Additionally, the Service's Government Screening program has several site access programs which provide assessments regarding individuals requiring access to major airports, ports and sensitive marine facilities, the Parliamentary Precinct, official residences, nuclear power facilities, as well as certain provincial and federal government departments. These programs also assist in enhancing security and reducing the potential threat from terrorist groups and foreign governments that may seek to gain access to classified information or other assets, materials and sensitive sites.
CSIS also plays a role, in collaboration with the Royal Canadian Mounted Police (RCMP), during the accreditation process for Canadian and/or foreign nationals associated with major events held in Canada, such as the 2010 Winter Olympic games in Vancouver, where access to designated security perimeters is limited.
Under reciprocal screening agreements, CSIS provides security assessments to the governments of foreign states, to foreign agencies and to international organizations (such as NATO) regarding Canadian residents wishing to reside in another country or who are being considered for classified access in another country or being employed at foreign Embassies / Consulates in Canada. Canadian citizens on whom information is being provided must give their consent in advance. Screening agreements are all approved by the Minister of Public Safety after consultation with the Minister of Foreign Affairs and International Trade Canada.
While Canada's long and valued tradition of welcoming immigrants and visitors continues, Canada and its allies must maintain a heightened and sustained vigilance to counter acts of political or religiously motivated violence and espionage, all of which constitute a threat to our personal and national security, including our economic security. Maintaining the integrity of the immigration system is a vital part of strengthening Canada's security environment.
The objective of CSIS's Immigration and Citizenship Screening Program is to prevent non-Canadians who pose security risks from entering or receiving status in Canada. The program is founded on the security-related criteria contained in the Immigration and Refugee Protection Act (IRPA) and the Citizenship Act; therefore, CSIS provides security advice regarding immigration and citizenship matters to Citizenship and Immigration Canada (CIC) and to the Canada Border Services Agency (CBSA). CSIS also conducts security screening of Canadian visa applicants and prospective immigrants in cases where the applicant presents potential security concerns.
Canada's refugee determination system is recognized around the world for its fairness in offering protection to genuine refugee applicants.
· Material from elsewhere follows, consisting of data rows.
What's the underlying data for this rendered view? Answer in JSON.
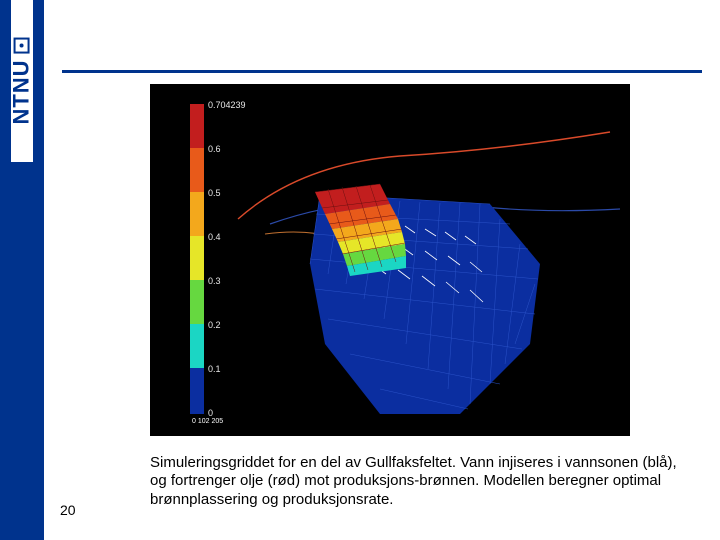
{
  "brand": {
    "name": "NTNU"
  },
  "page_number": "20",
  "caption": "Simuleringsgriddet for en del av Gullfaksfeltet. Vann injiseres i vannsonen (blå), og fortrenger olje (rød) mot produksjons-brønnen. Modellen beregner optimal brønnplassering og produksjonsrate.",
  "colorbar": {
    "labels": [
      "0.704239",
      "0.6",
      "0.5",
      "0.4",
      "0.3",
      "0.2",
      "0.1",
      "0"
    ],
    "scale_text": "0   102   205"
  }
}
Without proper safeguards, however, the system is vulnerable to criminals or terrorists posing as refugees who wish to gain access to our country; therefore the Government of Canada's Refugee Claimant Screening Program is Canada's first line of defence, with a mandate to screen all refugee applicants in order to determine their admissibility to Canada.
The CSIS Security Screening program manages the Refugee Claimant Screening Program, providing security assessments on refugee applicants to CIC. The program's goal is to ensure that those who are inadmissible to Canada for security reasons under the IRPA are identified as early as possible in the refugee determination process and prevented from taking up residence in this country. In all immigration applications, CSIS provides CIC with an assessment regarding an individual's admissibility to Canada, based on its security screening investigation.
Even in an evolving threat environment CSIS is able, through its various screening programs, to support the Government of Canada's efforts to ensure our security. A secure environment helps enhance Canada's multicultural make-up, and promotes Canada's status as one of the best places in the world to work and live.